[Collection entries]
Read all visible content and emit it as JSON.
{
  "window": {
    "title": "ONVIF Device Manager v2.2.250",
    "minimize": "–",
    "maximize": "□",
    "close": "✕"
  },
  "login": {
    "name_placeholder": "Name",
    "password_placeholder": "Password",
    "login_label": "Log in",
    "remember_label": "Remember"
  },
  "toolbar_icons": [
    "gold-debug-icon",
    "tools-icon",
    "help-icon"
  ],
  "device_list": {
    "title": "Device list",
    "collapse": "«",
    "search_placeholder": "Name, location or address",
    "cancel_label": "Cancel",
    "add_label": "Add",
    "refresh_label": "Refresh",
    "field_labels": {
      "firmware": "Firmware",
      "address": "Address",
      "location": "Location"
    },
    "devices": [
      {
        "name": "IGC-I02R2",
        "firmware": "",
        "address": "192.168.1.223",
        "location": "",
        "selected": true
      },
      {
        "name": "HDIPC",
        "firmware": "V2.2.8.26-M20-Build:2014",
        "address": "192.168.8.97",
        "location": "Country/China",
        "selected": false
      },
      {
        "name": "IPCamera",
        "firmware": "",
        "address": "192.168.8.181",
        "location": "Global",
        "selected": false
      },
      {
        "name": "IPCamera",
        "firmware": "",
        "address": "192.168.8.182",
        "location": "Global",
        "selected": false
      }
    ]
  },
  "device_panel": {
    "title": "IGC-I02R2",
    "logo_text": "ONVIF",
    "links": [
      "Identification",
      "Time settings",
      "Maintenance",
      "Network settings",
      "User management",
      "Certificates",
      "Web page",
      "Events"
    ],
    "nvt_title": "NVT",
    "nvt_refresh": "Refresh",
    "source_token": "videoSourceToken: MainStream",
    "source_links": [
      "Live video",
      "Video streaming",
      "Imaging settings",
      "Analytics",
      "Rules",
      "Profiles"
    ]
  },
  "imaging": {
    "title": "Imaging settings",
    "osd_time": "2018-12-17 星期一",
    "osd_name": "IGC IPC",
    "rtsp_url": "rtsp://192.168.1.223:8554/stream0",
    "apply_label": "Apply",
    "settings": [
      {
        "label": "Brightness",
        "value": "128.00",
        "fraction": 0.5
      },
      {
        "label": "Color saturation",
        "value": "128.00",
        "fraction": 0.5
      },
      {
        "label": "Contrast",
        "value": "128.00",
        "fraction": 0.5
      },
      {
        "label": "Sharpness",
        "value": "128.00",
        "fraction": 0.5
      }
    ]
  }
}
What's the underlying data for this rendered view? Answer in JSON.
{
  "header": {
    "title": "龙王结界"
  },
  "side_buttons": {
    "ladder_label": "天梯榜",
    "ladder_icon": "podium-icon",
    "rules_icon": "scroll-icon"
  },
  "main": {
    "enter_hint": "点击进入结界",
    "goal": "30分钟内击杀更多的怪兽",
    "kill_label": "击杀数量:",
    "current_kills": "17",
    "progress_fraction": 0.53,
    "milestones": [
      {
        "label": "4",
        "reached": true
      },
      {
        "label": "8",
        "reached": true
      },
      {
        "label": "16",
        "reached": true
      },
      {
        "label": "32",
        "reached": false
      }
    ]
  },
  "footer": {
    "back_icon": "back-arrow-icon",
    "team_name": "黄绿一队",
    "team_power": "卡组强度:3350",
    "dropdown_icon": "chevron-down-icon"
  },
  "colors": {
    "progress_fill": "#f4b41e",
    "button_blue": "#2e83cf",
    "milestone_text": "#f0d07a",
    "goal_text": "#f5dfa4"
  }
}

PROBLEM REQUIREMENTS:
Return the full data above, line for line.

RESULT OF THE EXERCISE:
Read all visible content and emit it as JSON.
{
  "window": {
    "title": "ONVIF Device Manager v2.2.250",
    "minimize": "–",
    "maximize": "□",
    "close": "✕"
  },
  "login": {
    "name_placeholder": "Name",
    "password_placeholder": "Password",
    "login_label": "Log in",
    "remember_label": "Remember"
  },
  "toolbar_icons": [
    "gold-debug-icon",
    "tools-icon",
    "help-icon"
  ],
  "device_list": {
    "title": "Device list",
    "collapse": "«",
    "search_placeholder": "Name, location or address",
    "cancel_label": "Cancel",
    "add_label": "Add",
    "refresh_label": "Refresh",
    "field_labels": {
      "firmware": "Firmware",
      "address": "Address",
      "location": "Location"
    },
    "devices": [
      {
        "name": "IGC-I02R2",
        "firmware": "",
        "address": "192.168.1.223",
        "location": "",
        "selected": true
      },
      {
        "name": "HDIPC",
        "firmware": "V2.2.8.26-M20-Build:2014",
        "address": "192.168.8.97",
        "location": "Country/China",
        "selected": false
      },
      {
        "name": "IPCamera",
        "firmware": "",
        "address": "192.168.8.181",
        "location": "Global",
        "selected": false
      },
      {
        "name": "IPCamera",
        "firmware": "",
        "address": "192.168.8.182",
        "location": "Global",
        "selected": false
      }
    ]
  },
  "device_panel": {
    "title": "IGC-I02R2",
    "logo_text": "ONVIF",
    "links": [
      "Identification",
      "Time settings",
      "Maintenance",
      "Network settings",
      "User management",
      "Certificates",
      "Web page",
      "Events"
    ],
    "nvt_title": "NVT",
    "nvt_refresh": "Refresh",
    "source_token": "videoSourceToken: MainStream",
    "source_links": [
      "Live video",
      "Video streaming",
      "Imaging settings",
      "Analytics",
      "Rules",
      "Profiles"
    ]
  },
  "imaging": {
    "title": "Imaging settings",
    "osd_time": "2018-12-17 星期一",
    "osd_name": "IGC IPC",
    "rtsp_url": "rtsp://192.168.1.223:8554/stream0",
    "apply_label": "Apply",
    "settings": [
      {
        "label": "Brightness",
        "value": "128.00",
        "fraction": 0.5
      },
      {
        "label": "Color saturation",
        "value": "128.00",
        "fraction": 0.5
      },
      {
        "label": "Contrast",
        "value": "128.00",
        "fraction": 0.5
      },
      {
        "label": "Sharpness",
        "value": "128.00",
        "fraction": 0.5
      }
    ]
  }
}
What's the underlying data for this rendered view? Answer in JSON.
{
  "header": {
    "title": "龙王结界"
  },
  "side_buttons": {
    "ladder_label": "天梯榜",
    "ladder_icon": "podium-icon",
    "rules_icon": "scroll-icon"
  },
  "main": {
    "enter_hint": "点击进入结界",
    "goal": "30分钟内击杀更多的怪兽",
    "kill_label": "击杀数量:",
    "current_kills": "17",
    "progress_fraction": 0.53,
    "milestones": [
      {
        "label": "4",
        "reached": true
      },
      {
        "label": "8",
        "reached": true
      },
      {
        "label": "16",
        "reached": true
      },
      {
        "label": "32",
        "reached": false
      }
    ]
  },
  "footer": {
    "back_icon": "back-arrow-icon",
    "team_name": "黄绿一队",
    "team_power": "卡组强度:3350",
    "dropdown_icon": "chevron-down-icon"
  },
  "colors": {
    "progress_fill": "#f4b41e",
    "button_blue": "#2e83cf",
    "milestone_text": "#f0d07a",
    "goal_text": "#f5dfa4"
  }
}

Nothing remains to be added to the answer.